> _Instructions to follow_
Go through the data and copy each line that holds "Activity".

━━ Raw data

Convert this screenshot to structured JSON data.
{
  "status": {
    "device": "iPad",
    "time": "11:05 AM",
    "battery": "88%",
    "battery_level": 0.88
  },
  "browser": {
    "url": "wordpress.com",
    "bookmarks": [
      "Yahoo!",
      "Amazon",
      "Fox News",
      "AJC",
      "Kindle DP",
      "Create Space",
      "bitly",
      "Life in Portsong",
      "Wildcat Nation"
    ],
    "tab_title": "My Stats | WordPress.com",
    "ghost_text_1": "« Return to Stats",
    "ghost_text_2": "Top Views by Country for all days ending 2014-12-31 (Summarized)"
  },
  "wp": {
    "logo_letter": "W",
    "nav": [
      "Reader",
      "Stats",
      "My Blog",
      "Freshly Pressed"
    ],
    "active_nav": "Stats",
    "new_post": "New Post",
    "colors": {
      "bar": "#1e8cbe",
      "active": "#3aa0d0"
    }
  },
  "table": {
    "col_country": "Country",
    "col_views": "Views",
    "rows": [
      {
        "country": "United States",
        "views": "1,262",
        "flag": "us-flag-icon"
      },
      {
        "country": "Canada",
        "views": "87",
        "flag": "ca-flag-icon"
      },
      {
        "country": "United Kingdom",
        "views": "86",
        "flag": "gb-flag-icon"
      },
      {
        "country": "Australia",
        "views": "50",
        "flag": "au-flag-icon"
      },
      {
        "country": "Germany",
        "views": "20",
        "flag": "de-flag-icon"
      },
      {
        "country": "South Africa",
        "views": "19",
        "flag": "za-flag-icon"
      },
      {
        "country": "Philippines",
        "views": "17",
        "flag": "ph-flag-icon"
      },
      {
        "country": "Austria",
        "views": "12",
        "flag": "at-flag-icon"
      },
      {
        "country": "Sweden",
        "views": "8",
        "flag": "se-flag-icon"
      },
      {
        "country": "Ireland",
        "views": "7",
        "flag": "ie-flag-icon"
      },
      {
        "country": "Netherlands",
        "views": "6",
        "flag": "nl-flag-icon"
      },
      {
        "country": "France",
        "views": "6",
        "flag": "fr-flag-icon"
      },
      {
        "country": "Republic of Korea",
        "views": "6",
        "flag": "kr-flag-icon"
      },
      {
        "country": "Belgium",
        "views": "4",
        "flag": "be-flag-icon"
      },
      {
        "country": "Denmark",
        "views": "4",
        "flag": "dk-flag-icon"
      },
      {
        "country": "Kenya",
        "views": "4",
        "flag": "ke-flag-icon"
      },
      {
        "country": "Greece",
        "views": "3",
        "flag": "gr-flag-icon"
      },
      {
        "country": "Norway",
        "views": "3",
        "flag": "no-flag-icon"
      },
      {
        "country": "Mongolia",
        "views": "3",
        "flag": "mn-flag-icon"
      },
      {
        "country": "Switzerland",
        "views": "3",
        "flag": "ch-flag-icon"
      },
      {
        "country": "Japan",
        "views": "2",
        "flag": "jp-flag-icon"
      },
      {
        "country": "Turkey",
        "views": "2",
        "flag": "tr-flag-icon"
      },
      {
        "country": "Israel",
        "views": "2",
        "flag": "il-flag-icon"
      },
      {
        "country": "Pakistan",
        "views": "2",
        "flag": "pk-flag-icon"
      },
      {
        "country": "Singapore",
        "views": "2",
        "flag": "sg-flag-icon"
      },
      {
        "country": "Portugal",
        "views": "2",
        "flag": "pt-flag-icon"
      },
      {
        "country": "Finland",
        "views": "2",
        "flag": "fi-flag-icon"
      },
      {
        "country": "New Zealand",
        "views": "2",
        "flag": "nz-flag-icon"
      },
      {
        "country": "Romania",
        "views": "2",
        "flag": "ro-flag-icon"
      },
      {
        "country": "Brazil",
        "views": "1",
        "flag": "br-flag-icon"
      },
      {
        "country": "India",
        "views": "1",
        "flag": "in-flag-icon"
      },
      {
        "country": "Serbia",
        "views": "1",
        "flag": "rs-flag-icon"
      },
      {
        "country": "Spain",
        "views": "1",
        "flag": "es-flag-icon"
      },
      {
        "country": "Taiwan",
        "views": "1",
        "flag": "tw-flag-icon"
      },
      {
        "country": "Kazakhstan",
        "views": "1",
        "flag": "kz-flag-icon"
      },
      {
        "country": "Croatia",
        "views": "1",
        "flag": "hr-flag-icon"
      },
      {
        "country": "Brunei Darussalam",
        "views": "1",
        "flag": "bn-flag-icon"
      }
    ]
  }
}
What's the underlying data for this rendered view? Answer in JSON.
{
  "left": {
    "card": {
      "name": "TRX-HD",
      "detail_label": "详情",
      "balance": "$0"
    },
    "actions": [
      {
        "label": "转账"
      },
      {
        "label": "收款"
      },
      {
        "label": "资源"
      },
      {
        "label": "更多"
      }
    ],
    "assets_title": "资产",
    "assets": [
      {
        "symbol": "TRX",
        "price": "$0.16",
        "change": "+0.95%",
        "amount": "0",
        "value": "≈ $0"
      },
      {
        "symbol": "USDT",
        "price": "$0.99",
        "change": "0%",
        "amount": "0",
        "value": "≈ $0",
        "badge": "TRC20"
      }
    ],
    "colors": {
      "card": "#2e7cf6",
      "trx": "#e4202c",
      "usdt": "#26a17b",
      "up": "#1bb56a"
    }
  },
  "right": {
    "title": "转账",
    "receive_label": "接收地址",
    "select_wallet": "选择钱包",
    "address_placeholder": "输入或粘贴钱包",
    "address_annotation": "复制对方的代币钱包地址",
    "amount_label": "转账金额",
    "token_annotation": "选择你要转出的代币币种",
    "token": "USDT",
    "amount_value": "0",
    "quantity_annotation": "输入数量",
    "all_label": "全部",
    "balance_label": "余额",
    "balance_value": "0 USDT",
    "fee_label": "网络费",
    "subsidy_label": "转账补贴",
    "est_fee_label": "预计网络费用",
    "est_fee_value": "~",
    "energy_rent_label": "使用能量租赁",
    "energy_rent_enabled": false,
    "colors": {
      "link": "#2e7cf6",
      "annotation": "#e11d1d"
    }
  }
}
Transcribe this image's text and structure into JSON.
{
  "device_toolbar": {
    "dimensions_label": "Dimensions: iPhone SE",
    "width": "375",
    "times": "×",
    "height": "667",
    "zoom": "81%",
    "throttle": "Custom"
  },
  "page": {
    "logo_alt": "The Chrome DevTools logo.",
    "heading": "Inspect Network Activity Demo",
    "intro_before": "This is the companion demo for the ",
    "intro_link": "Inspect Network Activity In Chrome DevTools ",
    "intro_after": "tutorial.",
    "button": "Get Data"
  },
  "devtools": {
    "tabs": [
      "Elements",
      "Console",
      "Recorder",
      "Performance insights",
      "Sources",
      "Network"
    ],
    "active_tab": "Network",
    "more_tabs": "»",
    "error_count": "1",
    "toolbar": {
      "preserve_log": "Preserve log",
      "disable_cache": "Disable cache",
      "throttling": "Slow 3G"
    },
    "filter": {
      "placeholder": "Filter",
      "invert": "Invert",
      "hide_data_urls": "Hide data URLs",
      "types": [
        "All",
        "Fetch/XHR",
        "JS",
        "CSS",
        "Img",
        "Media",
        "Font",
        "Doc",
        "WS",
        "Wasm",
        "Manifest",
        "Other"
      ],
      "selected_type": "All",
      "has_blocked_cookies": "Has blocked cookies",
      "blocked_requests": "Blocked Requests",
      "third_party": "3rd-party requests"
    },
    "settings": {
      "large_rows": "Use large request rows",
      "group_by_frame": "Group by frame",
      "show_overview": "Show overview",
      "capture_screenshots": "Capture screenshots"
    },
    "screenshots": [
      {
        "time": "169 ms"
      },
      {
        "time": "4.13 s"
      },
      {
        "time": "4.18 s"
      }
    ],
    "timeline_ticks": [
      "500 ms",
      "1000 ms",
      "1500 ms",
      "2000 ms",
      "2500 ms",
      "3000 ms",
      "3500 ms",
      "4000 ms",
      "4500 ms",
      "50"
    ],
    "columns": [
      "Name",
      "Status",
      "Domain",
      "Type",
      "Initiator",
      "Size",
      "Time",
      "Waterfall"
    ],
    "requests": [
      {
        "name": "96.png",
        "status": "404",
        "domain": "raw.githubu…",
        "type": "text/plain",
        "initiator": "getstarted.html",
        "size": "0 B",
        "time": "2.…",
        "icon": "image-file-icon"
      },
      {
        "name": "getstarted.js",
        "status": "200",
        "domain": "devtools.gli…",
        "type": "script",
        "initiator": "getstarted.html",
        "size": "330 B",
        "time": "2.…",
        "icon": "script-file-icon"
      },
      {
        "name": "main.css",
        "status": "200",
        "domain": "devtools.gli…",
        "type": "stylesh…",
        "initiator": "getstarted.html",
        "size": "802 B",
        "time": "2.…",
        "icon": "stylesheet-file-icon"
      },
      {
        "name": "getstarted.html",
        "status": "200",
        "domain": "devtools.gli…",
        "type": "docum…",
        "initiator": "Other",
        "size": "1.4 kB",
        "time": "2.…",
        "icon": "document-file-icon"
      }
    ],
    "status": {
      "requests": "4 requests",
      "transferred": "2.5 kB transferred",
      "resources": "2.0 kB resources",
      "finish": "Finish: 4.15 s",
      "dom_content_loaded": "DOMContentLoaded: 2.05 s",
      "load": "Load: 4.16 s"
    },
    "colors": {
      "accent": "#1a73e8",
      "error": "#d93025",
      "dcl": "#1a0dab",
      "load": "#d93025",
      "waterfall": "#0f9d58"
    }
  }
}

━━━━

> _Final answer_
    "heading": "Inspect Network Activity Demo",
    "intro_link": "Inspect Network Activity In Chrome DevTools ",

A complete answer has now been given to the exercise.